Essays on Treatments of Cross-Section Dependence in Panel Data Models
Sickles, Robin C
Doctor of Philosophy
The dissertation consists of three essays on the treatments of cross-sectional dependence in panel data models especially oriented to spatial econometric approaches. The first essay aims to investigate spillover effects of public capital stock in a production function model that accounts for spatial dependencies. In many settings, ignoring spatial dependency yields inefficient, biased and inconsistent estimates in cross country panels. Although there are a number of studies aiming to estimate the output elasticity of public capital stock, many of those fail to reach a consensus on refining the elasticity estimates. We argue that accounting for spillover effects of the public capital stock on the production efficiency and incorporating spatial dependences are crucial. For this purpose, we employ a spatial autoregressive stochastic frontier model based on a number of specifications of the spatial dependency structure. Using the data of 21 OECD countries from 1960 to 2001, we estimate a spatial autoregressive stochastic frontier model and derive the mean indirect marginal effects of public capital stock, which are interpreted as spillover effects. We found that spillover effects can be an important factor explaining variations in technical inefficiency across countries as well as in explaining the discrepancies among various levels of output elasticity of public capital stock in traditional production function approaches. The second essay examines aggregate productivity in the presence of intersectoral linkages. Cross-sectional dependence is inevitable among industries as each sector serves as supplier to other sectors immediately and the chains of the interconnection cause indirect relationship among industries.
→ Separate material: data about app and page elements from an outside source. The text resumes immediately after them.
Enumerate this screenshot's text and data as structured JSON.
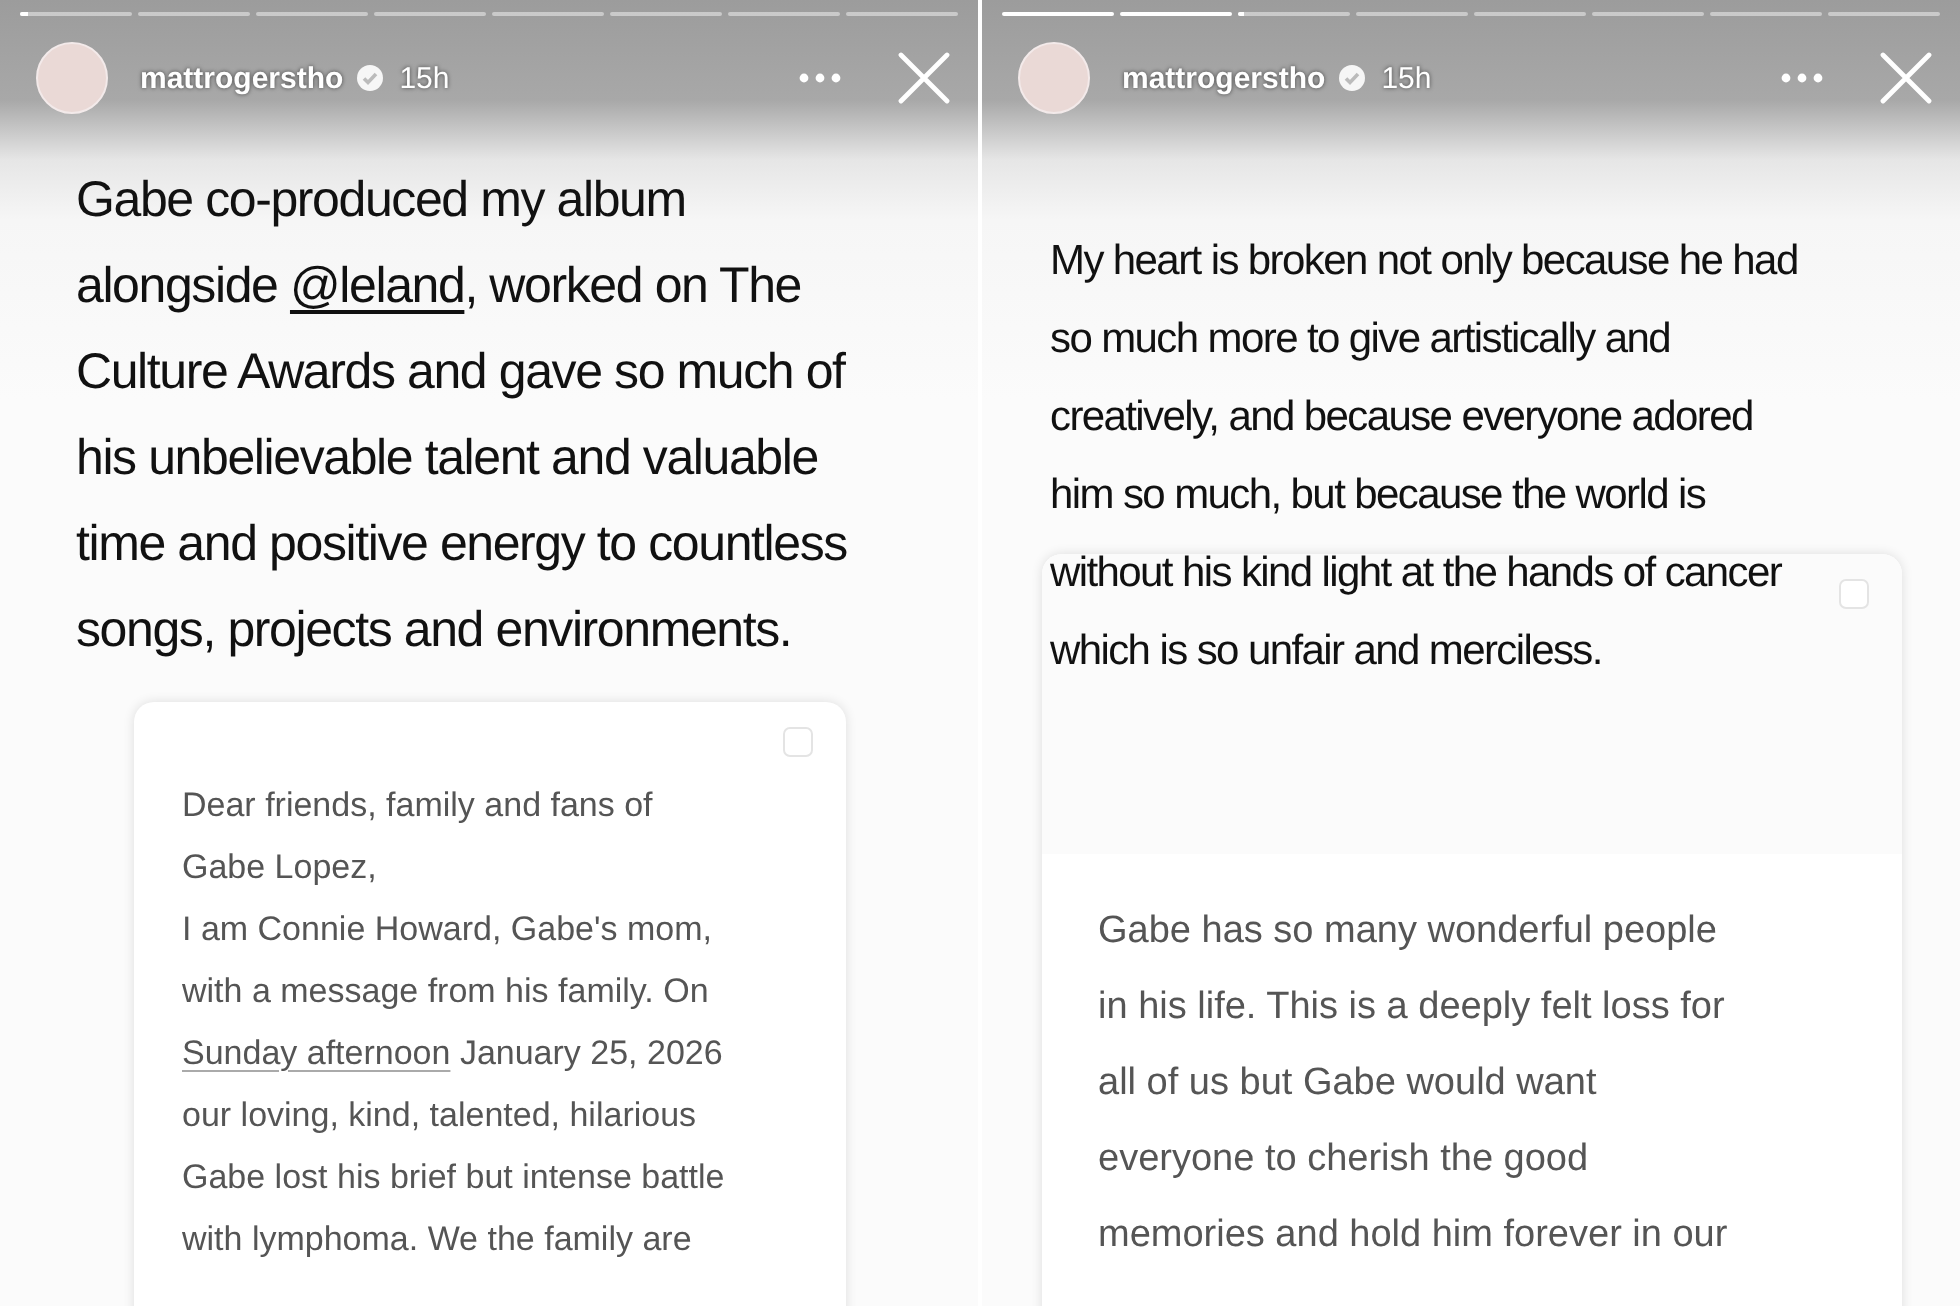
{
  "stories": [
    {
      "progress": [
        {
          "level": 0.08
        },
        {
          "level": 0
        },
        {
          "level": 0
        },
        {
          "level": 0
        },
        {
          "level": 0
        },
        {
          "level": 0
        },
        {
          "level": 0
        },
        {
          "level": 0
        }
      ],
      "header": {
        "username": "mattrogerstho",
        "verified": true,
        "time": "15h"
      },
      "caption": [
        {
          "kind": "text",
          "text": "Gabe co-produced my album\nalongside "
        },
        {
          "kind": "mention",
          "text": "@leland"
        },
        {
          "kind": "text",
          "text": ", worked on The\nCulture Awards and gave so much of\nhis unbelievable talent and valuable\ntime and positive energy to countless\nsongs, projects and environments."
        }
      ],
      "card": {
        "paragraph": [
          {
            "kind": "text",
            "text": "Dear friends, family and fans of\nGabe Lopez,\nI am Connie Howard, Gabe's mom,\nwith a message from his family. On\n"
          },
          {
            "kind": "link",
            "text": "Sunday afternoon"
          },
          {
            "kind": "text",
            "text": " January 25, 2026\nour loving, kind, talented, hilarious\nGabe lost his brief but intense battle\nwith lymphoma. We the family are"
          }
        ]
      }
    },
    {
      "progress": [
        {
          "level": 1
        },
        {
          "level": 1
        },
        {
          "level": 0.05
        },
        {
          "level": 0
        },
        {
          "level": 0
        },
        {
          "level": 0
        },
        {
          "level": 0
        },
        {
          "level": 0
        }
      ],
      "header": {
        "username": "mattrogerstho",
        "verified": true,
        "time": "15h"
      },
      "caption": [
        {
          "kind": "text",
          "text": "My heart is broken not only because he had\nso much more to give artistically and\ncreatively, and because everyone adored\nhim so much, but because the world is\nwithout his kind light at the hands of cancer\nwhich is so unfair and merciless."
        }
      ],
      "card": {
        "paragraph": [
          {
            "kind": "text",
            "text": "Gabe has so many wonderful people\nin his life. This is a deeply felt loss for\nall of us but Gabe would want\neveryone to cherish the good\nmemories and hold him forever in our"
          }
        ]
      }
    }
  ]
}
Spatial analysis is one of the approaches that address cross-sectional dependence using a priori specified spatial weights matrices. We exploit the linkage patterns from the Input-Output table and use the patterns to assign spatial weights that describe the interdependency in economic space. Us- ing the spatial weights matrix, we estimate industry-level production function and productivity of the U.S. for the period from 1947 to 2010. Our main results indicate that the output elasticity estimates are larger when we consider cross-sectional dependence, which is the consequence of indirect effects reflecting interactions among industries. The productivity estimates, however, are found to be comparable across the estimation techniques. The third essay considers a panel data model addressing the issues of endogeneity and cross-sectional dependence together. Unobserved heterogeneity may cause two different results: endogeneity and cross-sectional dependence. In this essay, we model both endogeneity and cross-sectional dependence expanding a spatial error model with a control function on the productivity component. In particular, we found that the two-step estimation procedure for a typical control function approach is not required when it is used with a Spatial Error Model. We estimate a production function and efficiency scores by applying our model to Spanish Dairy farm data in a panel setting for a period of 1999 - 2010. We compare the results from a variety of specifications with and without incorporating endogeneity and cross-sectional dependence. We found that the Spanish Dairy farms shows increasing returns to scale and the yearly average efficiency level decreases with time.
Cross-Section Dependence; Panel Data; Spatial Analysis; Productivity; Stochastic Frontier Analysis